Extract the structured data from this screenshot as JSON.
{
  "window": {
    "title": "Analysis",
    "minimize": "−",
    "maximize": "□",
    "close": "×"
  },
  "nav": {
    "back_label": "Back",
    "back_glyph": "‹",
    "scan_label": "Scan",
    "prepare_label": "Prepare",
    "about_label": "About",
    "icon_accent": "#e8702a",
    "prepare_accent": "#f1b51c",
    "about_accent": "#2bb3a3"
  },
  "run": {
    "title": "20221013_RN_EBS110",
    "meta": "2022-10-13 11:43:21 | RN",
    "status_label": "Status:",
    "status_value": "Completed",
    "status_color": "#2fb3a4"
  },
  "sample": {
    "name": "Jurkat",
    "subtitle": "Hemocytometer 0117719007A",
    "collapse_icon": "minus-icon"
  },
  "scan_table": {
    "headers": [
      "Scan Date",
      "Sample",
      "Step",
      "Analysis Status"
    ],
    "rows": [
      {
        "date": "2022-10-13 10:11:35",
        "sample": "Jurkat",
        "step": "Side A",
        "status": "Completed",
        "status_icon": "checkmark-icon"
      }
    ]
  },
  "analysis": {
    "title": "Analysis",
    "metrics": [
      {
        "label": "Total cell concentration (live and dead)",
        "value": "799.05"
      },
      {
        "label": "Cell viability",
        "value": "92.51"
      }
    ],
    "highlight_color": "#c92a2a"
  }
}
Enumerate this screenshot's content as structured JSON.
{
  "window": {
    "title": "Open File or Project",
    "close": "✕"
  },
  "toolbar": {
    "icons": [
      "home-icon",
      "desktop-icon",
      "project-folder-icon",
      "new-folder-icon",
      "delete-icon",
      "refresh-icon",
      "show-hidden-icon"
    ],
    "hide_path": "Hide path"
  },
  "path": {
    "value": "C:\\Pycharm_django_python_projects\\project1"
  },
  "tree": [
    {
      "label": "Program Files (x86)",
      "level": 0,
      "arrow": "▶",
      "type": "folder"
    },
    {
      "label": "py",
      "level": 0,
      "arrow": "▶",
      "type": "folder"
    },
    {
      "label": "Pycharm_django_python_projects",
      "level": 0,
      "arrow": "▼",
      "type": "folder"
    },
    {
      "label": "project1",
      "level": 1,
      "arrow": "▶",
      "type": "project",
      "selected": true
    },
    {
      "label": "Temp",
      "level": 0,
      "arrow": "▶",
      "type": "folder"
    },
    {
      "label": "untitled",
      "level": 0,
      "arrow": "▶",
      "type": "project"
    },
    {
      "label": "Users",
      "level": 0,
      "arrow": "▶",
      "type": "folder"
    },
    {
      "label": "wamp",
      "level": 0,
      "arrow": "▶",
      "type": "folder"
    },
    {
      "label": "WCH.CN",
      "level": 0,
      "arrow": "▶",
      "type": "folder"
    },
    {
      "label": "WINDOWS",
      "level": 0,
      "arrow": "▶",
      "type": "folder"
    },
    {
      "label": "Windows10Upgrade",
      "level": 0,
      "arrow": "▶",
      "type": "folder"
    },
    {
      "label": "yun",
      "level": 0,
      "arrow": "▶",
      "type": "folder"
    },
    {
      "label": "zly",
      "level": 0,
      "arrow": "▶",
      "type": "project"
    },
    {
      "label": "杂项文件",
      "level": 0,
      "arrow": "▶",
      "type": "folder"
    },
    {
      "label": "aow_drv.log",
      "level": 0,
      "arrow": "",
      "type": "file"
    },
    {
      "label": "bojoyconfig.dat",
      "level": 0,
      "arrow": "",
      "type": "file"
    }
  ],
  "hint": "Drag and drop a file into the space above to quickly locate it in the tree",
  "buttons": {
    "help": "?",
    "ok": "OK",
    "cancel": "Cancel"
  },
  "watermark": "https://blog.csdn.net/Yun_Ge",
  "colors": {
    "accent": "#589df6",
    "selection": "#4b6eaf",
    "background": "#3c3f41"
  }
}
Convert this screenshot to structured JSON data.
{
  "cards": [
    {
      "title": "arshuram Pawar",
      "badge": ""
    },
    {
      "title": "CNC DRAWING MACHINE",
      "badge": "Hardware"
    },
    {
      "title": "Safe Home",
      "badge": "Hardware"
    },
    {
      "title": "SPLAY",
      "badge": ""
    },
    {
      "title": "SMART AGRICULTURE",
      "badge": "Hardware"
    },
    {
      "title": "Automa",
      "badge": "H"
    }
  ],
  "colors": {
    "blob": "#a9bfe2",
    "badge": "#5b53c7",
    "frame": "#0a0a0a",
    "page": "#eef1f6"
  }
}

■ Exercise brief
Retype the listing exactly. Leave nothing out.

■ Task answer
Extract the structured data from this screenshot as JSON.
{
  "window": {
    "title": "Analysis",
    "minimize": "−",
    "maximize": "□",
    "close": "×"
  },
  "nav": {
    "back_label": "Back",
    "back_glyph": "‹",
    "scan_label": "Scan",
    "prepare_label": "Prepare",
    "about_label": "About",
    "icon_accent": "#e8702a",
    "prepare_accent": "#f1b51c",
    "about_accent": "#2bb3a3"
  },
  "run": {
    "title": "20221013_RN_EBS110",
    "meta": "2022-10-13 11:43:21 | RN",
    "status_label": "Status:",
    "status_value": "Completed",
    "status_color": "#2fb3a4"
  },
  "sample": {
    "name": "Jurkat",
    "subtitle": "Hemocytometer 0117719007A",
    "collapse_icon": "minus-icon"
  },
  "scan_table": {
    "headers": [
      "Scan Date",
      "Sample",
      "Step",
      "Analysis Status"
    ],
    "rows": [
      {
        "date": "2022-10-13 10:11:35",
        "sample": "Jurkat",
        "step": "Side A",
        "status": "Completed",
        "status_icon": "checkmark-icon"
      }
    ]
  },
  "analysis": {
    "title": "Analysis",
    "metrics": [
      {
        "label": "Total cell concentration (live and dead)",
        "value": "799.05"
      },
      {
        "label": "Cell viability",
        "value": "92.51"
      }
    ],
    "highlight_color": "#c92a2a"
  }
}
Enumerate this screenshot's content as structured JSON.
{
  "window": {
    "title": "Open File or Project",
    "close": "✕"
  },
  "toolbar": {
    "icons": [
      "home-icon",
      "desktop-icon",
      "project-folder-icon",
      "new-folder-icon",
      "delete-icon",
      "refresh-icon",
      "show-hidden-icon"
    ],
    "hide_path": "Hide path"
  },
  "path": {
    "value": "C:\\Pycharm_django_python_projects\\project1"
  },
  "tree": [
    {
      "label": "Program Files (x86)",
      "level": 0,
      "arrow": "▶",
      "type": "folder"
    },
    {
      "label": "py",
      "level": 0,
      "arrow": "▶",
      "type": "folder"
    },
    {
      "label": "Pycharm_django_python_projects",
      "level": 0,
      "arrow": "▼",
      "type": "folder"
    },
    {
      "label": "project1",
      "level": 1,
      "arrow": "▶",
      "type": "project",
      "selected": true
    },
    {
      "label": "Temp",
      "level": 0,
      "arrow": "▶",
      "type": "folder"
    },
    {
      "label": "untitled",
      "level": 0,
      "arrow": "▶",
      "type": "project"
    },
    {
      "label": "Users",
      "level": 0,
      "arrow": "▶",
      "type": "folder"
    },
    {
      "label": "wamp",
      "level": 0,
      "arrow": "▶",
      "type": "folder"
    },
    {
      "label": "WCH.CN",
      "level": 0,
      "arrow": "▶",
      "type": "folder"
    },
    {
      "label": "WINDOWS",
      "level": 0,
      "arrow": "▶",
      "type": "folder"
    },
    {
      "label": "Windows10Upgrade",
      "level": 0,
      "arrow": "▶",
      "type": "folder"
    },
    {
      "label": "yun",
      "level": 0,
      "arrow": "▶",
      "type": "folder"
    },
    {
      "label": "zly",
      "level": 0,
      "arrow": "▶",
      "type": "project"
    },
    {
      "label": "杂项文件",
      "level": 0,
      "arrow": "▶",
      "type": "folder"
    },
    {
      "label": "aow_drv.log",
      "level": 0,
      "arrow": "",
      "type": "file"
    },
    {
      "label": "bojoyconfig.dat",
      "level": 0,
      "arrow": "",
      "type": "file"
    }
  ],
  "hint": "Drag and drop a file into the space above to quickly locate it in the tree",
  "buttons": {
    "help": "?",
    "ok": "OK",
    "cancel": "Cancel"
  },
  "watermark": "https://blog.csdn.net/Yun_Ge",
  "colors": {
    "accent": "#589df6",
    "selection": "#4b6eaf",
    "background": "#3c3f41"
  }
}
Convert this screenshot to structured JSON data.
{
  "cards": [
    {
      "title": "arshuram Pawar",
      "badge": ""
    },
    {
      "title": "CNC DRAWING MACHINE",
      "badge": "Hardware"
    },
    {
      "title": "Safe Home",
      "badge": "Hardware"
    },
    {
      "title": "SPLAY",
      "badge": ""
    },
    {
      "title": "SMART AGRICULTURE",
      "badge": "Hardware"
    },
    {
      "title": "Automa",
      "badge": "H"
    }
  ],
  "colors": {
    "blob": "#a9bfe2",
    "badge": "#5b53c7",
    "frame": "#0a0a0a",
    "page": "#eef1f6"
  }
}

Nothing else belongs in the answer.